Monday, March 19, 2012

Cryptozoology News

A new frog species found in New York and New Jersey

A new frog species has been discovered in the midst of some of the world’s tallest skyscrapers. The frogs are believed to have lived among us for a century without being recognized. "So much for the notion that new species are never found in America," comments Loren Coleman. Over at Frontiers of Zoology, Dale Drinnon rounds up reports of giant snakes in New Mexico over the past few decades. From the descriptions, the snakes are sometimes as large as telephone poles and over 12 feet long. One man recalls seeing the ground heaving up and down supposedly as a giant snake breathed, which makes us think of the giant underground worms in Tremors, but as far as we know Kevin Bacon is not involved. 
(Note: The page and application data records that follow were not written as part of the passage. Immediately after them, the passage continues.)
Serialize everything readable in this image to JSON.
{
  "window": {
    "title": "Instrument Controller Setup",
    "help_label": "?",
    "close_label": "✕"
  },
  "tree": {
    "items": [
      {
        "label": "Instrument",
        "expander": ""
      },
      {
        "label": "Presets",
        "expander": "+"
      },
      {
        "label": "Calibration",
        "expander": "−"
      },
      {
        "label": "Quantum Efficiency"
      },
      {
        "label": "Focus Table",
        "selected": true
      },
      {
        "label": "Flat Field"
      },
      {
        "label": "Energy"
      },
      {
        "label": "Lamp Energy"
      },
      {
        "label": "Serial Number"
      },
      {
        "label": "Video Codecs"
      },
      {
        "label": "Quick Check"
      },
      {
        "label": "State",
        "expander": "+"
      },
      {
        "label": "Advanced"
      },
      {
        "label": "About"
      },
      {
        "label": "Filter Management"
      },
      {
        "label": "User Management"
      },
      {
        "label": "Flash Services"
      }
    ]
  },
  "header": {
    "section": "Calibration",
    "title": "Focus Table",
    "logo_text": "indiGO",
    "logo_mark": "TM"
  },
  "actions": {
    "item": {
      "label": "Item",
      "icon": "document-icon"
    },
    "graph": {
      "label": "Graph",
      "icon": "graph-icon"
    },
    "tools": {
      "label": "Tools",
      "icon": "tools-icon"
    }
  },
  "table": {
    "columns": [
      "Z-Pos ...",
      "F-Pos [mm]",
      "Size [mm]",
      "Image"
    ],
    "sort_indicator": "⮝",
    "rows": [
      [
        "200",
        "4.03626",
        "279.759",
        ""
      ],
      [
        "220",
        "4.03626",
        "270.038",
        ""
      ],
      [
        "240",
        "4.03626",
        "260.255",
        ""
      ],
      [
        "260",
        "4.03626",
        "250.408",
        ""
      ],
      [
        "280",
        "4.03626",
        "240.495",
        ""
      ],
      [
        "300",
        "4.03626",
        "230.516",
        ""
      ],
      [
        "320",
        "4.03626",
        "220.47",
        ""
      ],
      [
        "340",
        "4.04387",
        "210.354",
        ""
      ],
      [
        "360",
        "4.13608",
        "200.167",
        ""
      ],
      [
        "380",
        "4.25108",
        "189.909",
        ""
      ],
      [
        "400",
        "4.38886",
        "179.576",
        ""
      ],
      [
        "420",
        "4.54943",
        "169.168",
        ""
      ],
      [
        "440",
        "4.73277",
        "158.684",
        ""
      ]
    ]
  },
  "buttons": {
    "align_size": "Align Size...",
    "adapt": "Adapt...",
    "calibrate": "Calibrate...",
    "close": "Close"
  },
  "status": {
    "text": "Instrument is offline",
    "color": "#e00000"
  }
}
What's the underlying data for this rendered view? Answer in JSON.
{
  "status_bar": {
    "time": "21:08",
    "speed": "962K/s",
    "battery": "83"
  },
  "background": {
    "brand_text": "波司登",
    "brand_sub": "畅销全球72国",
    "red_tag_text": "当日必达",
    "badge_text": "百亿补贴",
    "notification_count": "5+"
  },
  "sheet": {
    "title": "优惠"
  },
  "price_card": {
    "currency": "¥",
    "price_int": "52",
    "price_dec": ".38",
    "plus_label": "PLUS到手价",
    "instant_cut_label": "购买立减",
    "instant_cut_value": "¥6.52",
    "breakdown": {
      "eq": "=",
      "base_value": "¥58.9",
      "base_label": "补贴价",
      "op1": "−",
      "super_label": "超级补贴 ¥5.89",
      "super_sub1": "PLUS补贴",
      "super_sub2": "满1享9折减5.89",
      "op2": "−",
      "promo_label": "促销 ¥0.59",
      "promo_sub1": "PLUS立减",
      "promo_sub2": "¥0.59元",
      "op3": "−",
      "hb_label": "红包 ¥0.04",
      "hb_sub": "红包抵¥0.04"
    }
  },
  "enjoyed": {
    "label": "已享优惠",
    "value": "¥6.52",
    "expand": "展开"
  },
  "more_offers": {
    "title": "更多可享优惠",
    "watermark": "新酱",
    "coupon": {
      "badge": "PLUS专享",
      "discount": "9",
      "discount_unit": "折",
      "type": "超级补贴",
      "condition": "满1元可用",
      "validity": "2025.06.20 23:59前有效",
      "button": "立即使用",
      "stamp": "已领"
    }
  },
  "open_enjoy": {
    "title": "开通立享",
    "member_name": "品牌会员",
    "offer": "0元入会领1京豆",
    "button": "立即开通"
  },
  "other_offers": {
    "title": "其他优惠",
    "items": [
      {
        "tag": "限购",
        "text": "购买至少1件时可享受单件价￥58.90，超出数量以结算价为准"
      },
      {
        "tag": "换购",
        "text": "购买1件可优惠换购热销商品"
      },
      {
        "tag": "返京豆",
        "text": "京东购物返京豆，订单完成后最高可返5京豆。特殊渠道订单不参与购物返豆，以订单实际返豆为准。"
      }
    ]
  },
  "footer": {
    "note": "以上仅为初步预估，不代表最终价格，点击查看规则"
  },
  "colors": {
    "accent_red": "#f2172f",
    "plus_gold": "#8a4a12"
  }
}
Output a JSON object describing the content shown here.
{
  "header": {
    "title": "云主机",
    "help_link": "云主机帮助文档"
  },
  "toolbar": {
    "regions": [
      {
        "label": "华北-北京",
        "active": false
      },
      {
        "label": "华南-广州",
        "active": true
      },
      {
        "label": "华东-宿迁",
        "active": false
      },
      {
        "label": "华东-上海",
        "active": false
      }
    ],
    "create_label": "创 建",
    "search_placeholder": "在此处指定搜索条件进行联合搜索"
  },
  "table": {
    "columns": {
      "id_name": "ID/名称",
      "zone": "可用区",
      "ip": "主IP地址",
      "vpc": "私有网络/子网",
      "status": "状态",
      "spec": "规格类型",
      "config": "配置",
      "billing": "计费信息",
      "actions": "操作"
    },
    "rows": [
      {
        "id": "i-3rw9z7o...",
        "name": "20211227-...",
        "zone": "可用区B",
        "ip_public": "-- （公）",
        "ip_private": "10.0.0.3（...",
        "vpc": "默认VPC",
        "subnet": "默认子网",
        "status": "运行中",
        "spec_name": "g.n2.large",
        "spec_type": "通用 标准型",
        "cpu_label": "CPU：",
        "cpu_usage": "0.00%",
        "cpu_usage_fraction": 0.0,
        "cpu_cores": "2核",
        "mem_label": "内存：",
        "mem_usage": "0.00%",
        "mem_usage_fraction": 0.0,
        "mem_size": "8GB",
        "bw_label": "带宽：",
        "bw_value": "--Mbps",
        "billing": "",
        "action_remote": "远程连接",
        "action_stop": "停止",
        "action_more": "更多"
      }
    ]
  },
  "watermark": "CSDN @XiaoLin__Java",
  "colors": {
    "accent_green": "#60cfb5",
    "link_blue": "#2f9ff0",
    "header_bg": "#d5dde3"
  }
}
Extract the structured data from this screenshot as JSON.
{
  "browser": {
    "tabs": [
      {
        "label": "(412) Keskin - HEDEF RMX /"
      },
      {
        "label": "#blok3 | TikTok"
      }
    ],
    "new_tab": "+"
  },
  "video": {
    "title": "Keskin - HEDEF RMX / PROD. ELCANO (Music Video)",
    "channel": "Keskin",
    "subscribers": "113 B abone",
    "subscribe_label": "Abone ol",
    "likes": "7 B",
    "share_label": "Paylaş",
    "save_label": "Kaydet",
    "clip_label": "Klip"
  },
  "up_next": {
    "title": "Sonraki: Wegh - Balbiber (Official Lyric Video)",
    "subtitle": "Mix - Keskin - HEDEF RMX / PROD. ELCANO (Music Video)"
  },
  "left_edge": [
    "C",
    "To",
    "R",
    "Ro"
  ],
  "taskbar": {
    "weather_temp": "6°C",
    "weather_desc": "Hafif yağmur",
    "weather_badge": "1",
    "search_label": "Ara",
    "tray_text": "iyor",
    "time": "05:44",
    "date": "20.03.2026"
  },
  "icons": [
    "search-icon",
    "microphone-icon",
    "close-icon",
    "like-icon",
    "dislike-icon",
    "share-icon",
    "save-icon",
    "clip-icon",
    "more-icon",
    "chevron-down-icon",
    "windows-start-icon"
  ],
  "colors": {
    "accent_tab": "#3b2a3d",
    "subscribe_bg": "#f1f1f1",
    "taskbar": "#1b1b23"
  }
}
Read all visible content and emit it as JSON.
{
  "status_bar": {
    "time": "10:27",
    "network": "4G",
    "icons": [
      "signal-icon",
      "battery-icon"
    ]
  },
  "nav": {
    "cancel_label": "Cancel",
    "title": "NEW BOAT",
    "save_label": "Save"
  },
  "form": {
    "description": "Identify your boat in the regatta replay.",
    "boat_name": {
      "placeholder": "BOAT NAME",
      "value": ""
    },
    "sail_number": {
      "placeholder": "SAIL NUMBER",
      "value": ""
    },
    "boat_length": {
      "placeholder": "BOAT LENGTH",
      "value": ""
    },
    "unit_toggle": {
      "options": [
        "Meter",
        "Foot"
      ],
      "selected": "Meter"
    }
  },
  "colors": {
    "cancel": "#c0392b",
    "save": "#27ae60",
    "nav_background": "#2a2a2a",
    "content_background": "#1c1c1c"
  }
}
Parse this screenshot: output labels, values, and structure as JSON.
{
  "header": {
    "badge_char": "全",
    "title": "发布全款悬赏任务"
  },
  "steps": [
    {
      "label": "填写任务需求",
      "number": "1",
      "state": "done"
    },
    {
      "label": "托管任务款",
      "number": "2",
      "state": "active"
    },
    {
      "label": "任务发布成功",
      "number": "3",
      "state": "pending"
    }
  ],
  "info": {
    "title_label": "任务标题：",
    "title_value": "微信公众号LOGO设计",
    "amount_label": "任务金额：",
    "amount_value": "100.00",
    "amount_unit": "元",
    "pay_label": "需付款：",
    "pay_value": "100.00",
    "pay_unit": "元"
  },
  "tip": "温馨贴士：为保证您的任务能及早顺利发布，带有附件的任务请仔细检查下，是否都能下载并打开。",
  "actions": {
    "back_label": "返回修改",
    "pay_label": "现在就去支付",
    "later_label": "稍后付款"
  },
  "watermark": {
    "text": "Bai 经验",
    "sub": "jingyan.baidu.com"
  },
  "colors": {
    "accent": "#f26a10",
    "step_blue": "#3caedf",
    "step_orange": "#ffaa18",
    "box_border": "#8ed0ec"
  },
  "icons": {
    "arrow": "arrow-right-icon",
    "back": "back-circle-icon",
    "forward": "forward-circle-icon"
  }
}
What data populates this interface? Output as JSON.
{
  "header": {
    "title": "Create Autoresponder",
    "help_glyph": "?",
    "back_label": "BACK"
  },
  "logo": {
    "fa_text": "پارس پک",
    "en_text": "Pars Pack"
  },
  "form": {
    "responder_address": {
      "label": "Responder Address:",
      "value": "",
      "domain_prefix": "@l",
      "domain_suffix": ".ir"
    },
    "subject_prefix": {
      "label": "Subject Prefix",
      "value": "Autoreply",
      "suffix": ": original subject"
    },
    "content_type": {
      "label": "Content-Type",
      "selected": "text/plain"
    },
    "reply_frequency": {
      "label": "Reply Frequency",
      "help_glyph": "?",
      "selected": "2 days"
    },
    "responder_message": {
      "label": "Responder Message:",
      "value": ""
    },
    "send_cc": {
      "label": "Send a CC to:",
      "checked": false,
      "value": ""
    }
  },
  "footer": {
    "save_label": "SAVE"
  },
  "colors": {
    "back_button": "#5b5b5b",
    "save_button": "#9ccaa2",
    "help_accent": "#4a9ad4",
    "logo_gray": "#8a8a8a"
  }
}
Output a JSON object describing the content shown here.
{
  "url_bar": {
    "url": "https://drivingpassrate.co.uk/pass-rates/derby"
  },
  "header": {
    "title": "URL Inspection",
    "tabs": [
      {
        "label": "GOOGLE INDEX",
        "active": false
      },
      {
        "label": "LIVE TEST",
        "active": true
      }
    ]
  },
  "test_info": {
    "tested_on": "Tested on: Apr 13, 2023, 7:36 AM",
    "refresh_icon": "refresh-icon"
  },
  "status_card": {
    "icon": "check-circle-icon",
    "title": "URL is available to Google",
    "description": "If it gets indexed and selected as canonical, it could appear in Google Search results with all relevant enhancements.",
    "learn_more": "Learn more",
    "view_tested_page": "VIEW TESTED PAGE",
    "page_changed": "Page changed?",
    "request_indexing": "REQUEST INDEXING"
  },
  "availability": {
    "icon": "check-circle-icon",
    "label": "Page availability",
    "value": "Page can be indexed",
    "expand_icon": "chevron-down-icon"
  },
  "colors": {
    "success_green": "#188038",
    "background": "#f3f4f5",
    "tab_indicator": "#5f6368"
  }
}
 Cloning a Mammoth?

Scientists from the Northeastern Federal University in the Siberian city of Yakutsk and the Center of Biotechnological Studies in Seoul are launching a joint project to clone an animal that became extinct many thousands years ago – the mammoth.
“The aim of our project is to study the genetic codes of primeval animals,” Semyon Grigoryev, a biologist from Yakutsk, says. “But the main objective is to clone a mammoth.”
It may seem like an easy task: simply extract genetic material from mammoth remains, transplant it into an egg cell of a modern female elephant, wait for 22 months (an elephant’s pregnancy period) and get a real mammoth! But the most difficult thing would be finding well-preserved genetic material.
“Our Korean colleagues are worried that the genetic material from mammoth remains found in Siberia may not be viable enough for that,” another biologist, Gennady Boeskurov, says.
“Sometimes, specimens of mammoth remains are so well preserved, almost as if the animal died yesterday. But they may not be as “fresh” as they look, because the ice of the so-called permafrost layer in Siberia sometimes melts in summer. So I don’t believe it is actually possible to find living cells in mammoths’ remains found in Siberia.”
It is known that microorganisms and plants could remain viable in a state of anabiosis (a state of suspended animation) for thousands of years, and then come back to life. But this does not work for mammoths.
Nevertheless, the project’s participants are still hoping to find a mammoth fossil that has never experienced a thaw. For this purpose, the Koreans are planning to bring a mobile laboratory to Yakutia (of which Yakutsk is the administrative center) this summer.
“There is another way to clone a mammoth – by using the so-called ‘indirect’ cloning method,” Gennady Boeskurov says.
“Fragments of mammoth DNA can be found in their remains in the Siberian permafrost, and we can restore the genetic codes of these animals that became extinct long ago. In fact, scientists have already decoded 50% of the mammoth’s genetic code. Many laboratories all over the world are working on that, and, if the mammoth’s genome is fully decoded, it would be possible to modify the genetic code of modern elephants and clone a mammoth in this way.”
The head of the Korean team of scientists, Mr. Hwang Woo-suk, an expert in stem cells, sounds very optimistic. “I believe, we’ll achieve our goal within several years,” he says.
However, some skeptics say that Mr. Hwang’s reputation as a scientist is not impeccable. Some time ago, he claimed that he had achieved some success in cloning a human. But later, Mr. Hwang had to confess that he had falsified the results of his work. But at the same time, nobody has ever questioned his success in cloning dogs, pigs and wolves. So, maybe, Mr. Hwan would really succeed in coning a mammoth.
This is Russia’s second joint project aimed at cloning a mammoth. The first one is being conducted in partnership with Japan. This year, a shinbone of a mammoth with well-preserved remains of bone marrow was found in Yakutia. It was decided to use this bone marrow for extracting genetic material for a mammoth clone.
Scientists hope that this clone will be born in about 5 years from now!!!!

 Mysterious animal explosions at hog farms, baffle scientists! 

Mysterious explosions on hog farms across the Midwest are killing hogs and perplexing scientists. The explosions seem to originate from the manure pits where an unexplained foam forms, trapping methane gas within "manure bubbles." Be warned, the photos are just as disturbing as whatever your mind has conjured up with the phrase "manure bubbles."

No comments:

Post a Comment